Mark Hess has been sent back from Europol in The Hague to Copenhagen and the Major Crimes Squad in some disgrace, though no-one seems to know exactly what he has done. He’s viewing it as a temporary setback and intends to spend his time making sure he gets back to Europol, where until recently, no-one really looked too hard at what he was doing or why, which suited Hess down to the ground.

The case they are assigned is that of a young single mother who has been found brutally murdered with one of her hands missing at her house in the suburbs . Above her tortured and mutilated body, near the child’s playhouse, hangs a small figure made of chestnuts and twigs. Soon there will be more murders, and the killer’s signature is present at each one, together with cruel amputations on the tortured bodies made pre-mortem.

Rosa Hartung is the Minister for Social Justice in the current Government, but she’s been on an extended absence since her 12 year old daughter Kristine disappeared, presumed murdered. The police caught the perpetrator,Linus Bekker, a mentally ill young man, who confessed to her killing, but was unable to tell the police where he buried the various parts of her dismembered corpse.

Not surprisingly, the family have had a traumatic time trying to get over the loss of their daughter and neither Rosa nor her husband,Steen are the people they once were. Nonetheless, Rosa is preparing to get back to work after her year of absence and Steen is trying his best to move things on but needs the help of quite a few miniatures throughout the day just to get through.
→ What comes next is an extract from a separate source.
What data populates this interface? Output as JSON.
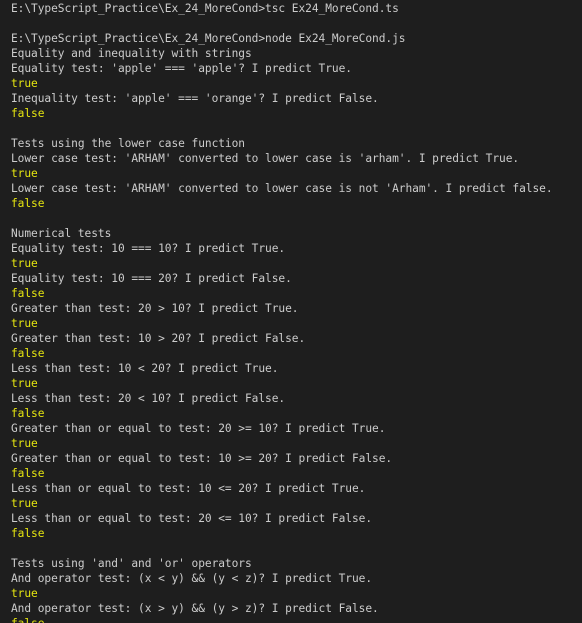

When forensics discover a lead to Kristine at the first murder scene, Thulin and Hess are hard pressed to figure out what connection this murder may have to Rosa and her family.

In a beautifully plotted story arc that examines family life, working relationships and the intensity of police procedures, Sveistrup creates an epic picture of what happens when a murder is committed as well as creating a chilling and savage scenario in which multiple killings are carried out.

How these killings are related and whether the police will get to the truth is always in doubt and the political machinations around an understaffed police system have their own part to play in the success or failure of Thulin and Hess’s chilling and dangerous task.

Sveistrup paces his book well. Sometimes progress is achingly slow yet the book is is still pacy; Tullin and Hess have to pursue a number of seemingly useless leads (when Hess can be bothered to turn up) and sometimes they look at each other in amazement when something they previously missed becomes blindingly obvious.

I loved the storytelling and the relationship dynamics as well as the wide sweep of this intricate and creepy novel. This is class plotting by a master storyteller with enough heart stopping and chilling moments to ensure that the reader’s adrenaline is running on high and the reader is thoroughly steeped in the danger and alert to the many plot twists.

If you loved The Killing, you’re going to love this. All the elements are there, just in story form rather than images and a script.

Verdict: I loved it and The Chestnut Man shoots straight onto my must read list for 2019.

Amazon                              Waterstones

Follow the blogtour to see what others are saying

Søren Sveistrup (born 1968) is an internationally acclaimed scriptwriter of the Danish television phenomenon The Killing which won various international awards and sold in more than a hundred countries.

He holds a master of Literature and History from the University of Copenhagen and has graduated as script writer from the Danish Film School.